*** Data for this exercise Section Begins ***

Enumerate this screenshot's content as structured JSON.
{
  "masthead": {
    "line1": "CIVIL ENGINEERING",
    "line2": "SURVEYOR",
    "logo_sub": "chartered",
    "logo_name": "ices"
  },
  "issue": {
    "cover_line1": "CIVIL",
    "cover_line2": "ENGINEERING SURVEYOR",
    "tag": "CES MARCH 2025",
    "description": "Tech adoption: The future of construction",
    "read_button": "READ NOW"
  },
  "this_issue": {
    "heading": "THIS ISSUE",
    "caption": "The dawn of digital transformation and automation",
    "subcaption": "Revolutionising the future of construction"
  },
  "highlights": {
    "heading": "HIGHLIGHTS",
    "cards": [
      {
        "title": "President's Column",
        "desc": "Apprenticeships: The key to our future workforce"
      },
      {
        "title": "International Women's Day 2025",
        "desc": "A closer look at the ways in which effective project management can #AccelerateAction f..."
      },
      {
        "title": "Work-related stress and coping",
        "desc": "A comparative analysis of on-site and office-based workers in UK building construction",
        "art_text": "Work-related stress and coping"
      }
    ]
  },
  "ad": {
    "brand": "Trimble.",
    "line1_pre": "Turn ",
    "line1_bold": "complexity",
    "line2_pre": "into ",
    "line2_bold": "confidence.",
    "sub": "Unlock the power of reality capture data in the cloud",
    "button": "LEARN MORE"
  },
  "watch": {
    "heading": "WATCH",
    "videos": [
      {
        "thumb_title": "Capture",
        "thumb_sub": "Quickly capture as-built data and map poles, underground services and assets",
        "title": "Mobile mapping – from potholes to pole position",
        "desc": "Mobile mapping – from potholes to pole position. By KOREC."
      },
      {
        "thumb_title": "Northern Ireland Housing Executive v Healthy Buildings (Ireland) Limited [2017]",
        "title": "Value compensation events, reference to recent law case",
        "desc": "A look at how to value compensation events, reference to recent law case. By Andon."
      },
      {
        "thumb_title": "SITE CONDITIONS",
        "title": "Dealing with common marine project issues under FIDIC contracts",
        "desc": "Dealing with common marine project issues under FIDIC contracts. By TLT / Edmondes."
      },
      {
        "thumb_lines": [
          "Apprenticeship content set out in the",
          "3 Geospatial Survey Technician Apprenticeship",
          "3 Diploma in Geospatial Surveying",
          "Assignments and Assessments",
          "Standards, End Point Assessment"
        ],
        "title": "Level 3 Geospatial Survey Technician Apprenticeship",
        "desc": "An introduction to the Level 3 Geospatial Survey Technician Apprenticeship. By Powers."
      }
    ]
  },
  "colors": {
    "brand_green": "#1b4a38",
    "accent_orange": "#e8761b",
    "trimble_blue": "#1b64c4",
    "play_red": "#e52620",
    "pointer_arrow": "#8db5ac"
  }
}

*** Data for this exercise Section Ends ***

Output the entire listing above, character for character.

Enumerate this screenshot's content as structured JSON.
{
  "masthead": {
    "line1": "CIVIL ENGINEERING",
    "line2": "SURVEYOR",
    "logo_sub": "chartered",
    "logo_name": "ices"
  },
  "issue": {
    "cover_line1": "CIVIL",
    "cover_line2": "ENGINEERING SURVEYOR",
    "tag": "CES MARCH 2025",
    "description": "Tech adoption: The future of construction",
    "read_button": "READ NOW"
  },
  "this_issue": {
    "heading": "THIS ISSUE",
    "caption": "The dawn of digital transformation and automation",
    "subcaption": "Revolutionising the future of construction"
  },
  "highlights": {
    "heading": "HIGHLIGHTS",
    "cards": [
      {
        "title": "President's Column",
        "desc": "Apprenticeships: The key to our future workforce"
      },
      {
        "title": "International Women's Day 2025",
        "desc": "A closer look at the ways in which effective project management can #AccelerateAction f..."
      },
      {
        "title": "Work-related stress and coping",
        "desc": "A comparative analysis of on-site and office-based workers in UK building construction",
        "art_text": "Work-related stress and coping"
      }
    ]
  },
  "ad": {
    "brand": "Trimble.",
    "line1_pre": "Turn ",
    "line1_bold": "complexity",
    "line2_pre": "into ",
    "line2_bold": "confidence.",
    "sub": "Unlock the power of reality capture data in the cloud",
    "button": "LEARN MORE"
  },
  "watch": {
    "heading": "WATCH",
    "videos": [
      {
        "thumb_title": "Capture",
        "thumb_sub": "Quickly capture as-built data and map poles, underground services and assets",
        "title": "Mobile mapping – from potholes to pole position",
        "desc": "Mobile mapping – from potholes to pole position. By KOREC."
      },
      {
        "thumb_title": "Northern Ireland Housing Executive v Healthy Buildings (Ireland) Limited [2017]",
        "title": "Value compensation events, reference to recent law case",
        "desc": "A look at how to value compensation events, reference to recent law case. By Andon."
      },
      {
        "thumb_title": "SITE CONDITIONS",
        "title": "Dealing with common marine project issues under FIDIC contracts",
        "desc": "Dealing with common marine project issues under FIDIC contracts. By TLT / Edmondes."
      },
      {
        "thumb_lines": [
          "Apprenticeship content set out in the",
          "3 Geospatial Survey Technician Apprenticeship",
          "3 Diploma in Geospatial Surveying",
          "Assignments and Assessments",
          "Standards, End Point Assessment"
        ],
        "title": "Level 3 Geospatial Survey Technician Apprenticeship",
        "desc": "An introduction to the Level 3 Geospatial Survey Technician Apprenticeship. By Powers."
      }
    ]
  },
  "colors": {
    "brand_green": "#1b4a38",
    "accent_orange": "#e8761b",
    "trimble_blue": "#1b64c4",
    "play_red": "#e52620",
    "pointer_arrow": "#8db5ac"
  }
}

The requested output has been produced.